As I write this, she has gone to Georgia to attend Nicholas’ memorial service. She was even asked to share some memories during the service. It cut our time with her short this week, but she needed to go. For Nicholas. For her friends. And, for the Smith family. There would have been no way that Nancy and I could have stood in her way.
I am reminded of your sincere faith, which first lived in your grandmother Lois and in your mother Eunice and, I am persuaded, now lives in you also. 2 Timothy 1:5
But as for you, continue in what you have learned and have become convinced of, because you know those from whom you learned it, and how from infancy you have known the Holy Scriptures, which are able to make you wise for salvation through faith in Christ Jesus. 2 Timothy 3:14-15
Like Timothy, I can see the sincerity of my daughter’s faith, and I know that so much of it finds its roots in how my wife trained her in her youth. (And I hope I played a little part too.) But even so, she has made it her own, and it has blossomed to maturity within her heart.
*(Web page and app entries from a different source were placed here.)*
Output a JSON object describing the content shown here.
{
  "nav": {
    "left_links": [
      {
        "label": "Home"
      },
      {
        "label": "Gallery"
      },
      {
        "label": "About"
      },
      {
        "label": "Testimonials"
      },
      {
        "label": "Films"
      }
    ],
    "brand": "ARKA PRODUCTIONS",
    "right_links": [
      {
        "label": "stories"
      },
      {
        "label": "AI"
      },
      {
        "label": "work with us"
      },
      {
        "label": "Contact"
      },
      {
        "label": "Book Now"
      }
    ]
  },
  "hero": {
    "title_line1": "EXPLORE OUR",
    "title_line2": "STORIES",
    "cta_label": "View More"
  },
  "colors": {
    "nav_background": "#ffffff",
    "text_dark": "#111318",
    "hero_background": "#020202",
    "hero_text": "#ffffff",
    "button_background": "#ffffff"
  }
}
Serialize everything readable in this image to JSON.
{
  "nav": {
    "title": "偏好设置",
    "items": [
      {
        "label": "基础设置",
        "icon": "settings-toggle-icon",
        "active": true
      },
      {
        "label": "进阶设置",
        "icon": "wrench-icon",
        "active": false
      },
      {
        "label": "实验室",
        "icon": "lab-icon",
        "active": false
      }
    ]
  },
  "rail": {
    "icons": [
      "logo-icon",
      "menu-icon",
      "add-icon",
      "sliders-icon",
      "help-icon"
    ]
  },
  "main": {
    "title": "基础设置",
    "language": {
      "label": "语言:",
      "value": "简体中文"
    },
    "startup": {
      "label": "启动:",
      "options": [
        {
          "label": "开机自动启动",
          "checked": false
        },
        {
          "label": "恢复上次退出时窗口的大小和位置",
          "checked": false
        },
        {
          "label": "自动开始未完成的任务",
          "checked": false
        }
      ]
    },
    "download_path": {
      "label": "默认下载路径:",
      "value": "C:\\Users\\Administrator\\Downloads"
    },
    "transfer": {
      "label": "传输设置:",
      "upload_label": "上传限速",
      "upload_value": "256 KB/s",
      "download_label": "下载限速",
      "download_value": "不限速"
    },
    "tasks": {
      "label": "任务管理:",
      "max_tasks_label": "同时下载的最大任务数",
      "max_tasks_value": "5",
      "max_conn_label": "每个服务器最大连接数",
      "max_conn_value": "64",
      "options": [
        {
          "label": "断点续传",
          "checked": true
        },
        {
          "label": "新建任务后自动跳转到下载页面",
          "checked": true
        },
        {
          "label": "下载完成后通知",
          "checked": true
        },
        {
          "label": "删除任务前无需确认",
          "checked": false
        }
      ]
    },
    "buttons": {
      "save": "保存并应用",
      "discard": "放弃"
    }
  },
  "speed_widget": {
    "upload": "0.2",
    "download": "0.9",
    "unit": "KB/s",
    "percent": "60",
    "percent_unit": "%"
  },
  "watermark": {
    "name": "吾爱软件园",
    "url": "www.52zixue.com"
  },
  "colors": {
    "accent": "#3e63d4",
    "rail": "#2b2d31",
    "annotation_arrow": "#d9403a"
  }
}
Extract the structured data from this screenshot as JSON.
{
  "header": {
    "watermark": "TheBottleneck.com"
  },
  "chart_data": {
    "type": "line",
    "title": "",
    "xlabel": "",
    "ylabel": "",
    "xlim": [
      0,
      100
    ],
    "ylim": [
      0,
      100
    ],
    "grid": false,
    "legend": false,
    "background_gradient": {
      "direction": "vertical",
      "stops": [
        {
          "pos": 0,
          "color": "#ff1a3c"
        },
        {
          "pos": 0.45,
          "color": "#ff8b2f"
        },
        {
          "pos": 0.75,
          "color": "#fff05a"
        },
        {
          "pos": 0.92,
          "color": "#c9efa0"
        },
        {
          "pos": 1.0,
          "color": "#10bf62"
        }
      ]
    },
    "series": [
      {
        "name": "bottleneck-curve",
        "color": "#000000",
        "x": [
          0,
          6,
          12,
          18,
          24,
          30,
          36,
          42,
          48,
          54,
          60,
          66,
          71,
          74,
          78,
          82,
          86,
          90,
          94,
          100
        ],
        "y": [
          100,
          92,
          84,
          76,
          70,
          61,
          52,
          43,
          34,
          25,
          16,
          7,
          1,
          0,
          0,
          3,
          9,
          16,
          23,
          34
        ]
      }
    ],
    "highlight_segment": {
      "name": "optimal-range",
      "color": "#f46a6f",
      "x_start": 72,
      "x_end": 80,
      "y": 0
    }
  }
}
I watched Nicholas Smith’s memorial service online, and his faith was obvious as well. His faith also was his own, and he gave to everyone around him. His faith impacted everyone he had contact with. No wonder they were friends.
To bring this around to us…
Riding along with my pride in my daughter are some challenges for my own heart.
How often do I let my own struggles get the better of me? How often do I let my discouragements cause me to slide into my own personal cocoon? Is my own faith strong enough that I would be giving to others through my own turmoil?
Isn’t it something when you start learning from and being challenged by your own child? (That makes me proud too.)
Do nothing out of selfish ambition or vain conceit. Rather, in humility value others above yourselves, not looking to your own interests but each of you to the interests of others. Philippians 2:3-4
We all know this, right? We need to have the needs and concerns of others on our hearts, to postpone our own needs and concerns in order to care for our neighbors. But, to do that while in the midst of personal pain is the ultimate challenge. It’s just plain hard. However, looking to the needs around us might be the best, most effective way of dealing with our own pain. Something to think about.
To the young parents out there reading this, let me leave you with a couple of thoughts to reflect on…
1. Share your FAITH with your children…not just your religion. Let them see it living in you.
2. The greatest gift you can give your child is the example of your faithfulness. Your example shouts louder than your words ever will.
Give to your children the tools to make you proud of their faith too.
To close, I ask all of you to keep the Smith family in your prayers. May God bless them with peace and the touch of His loving hands on their shoulders.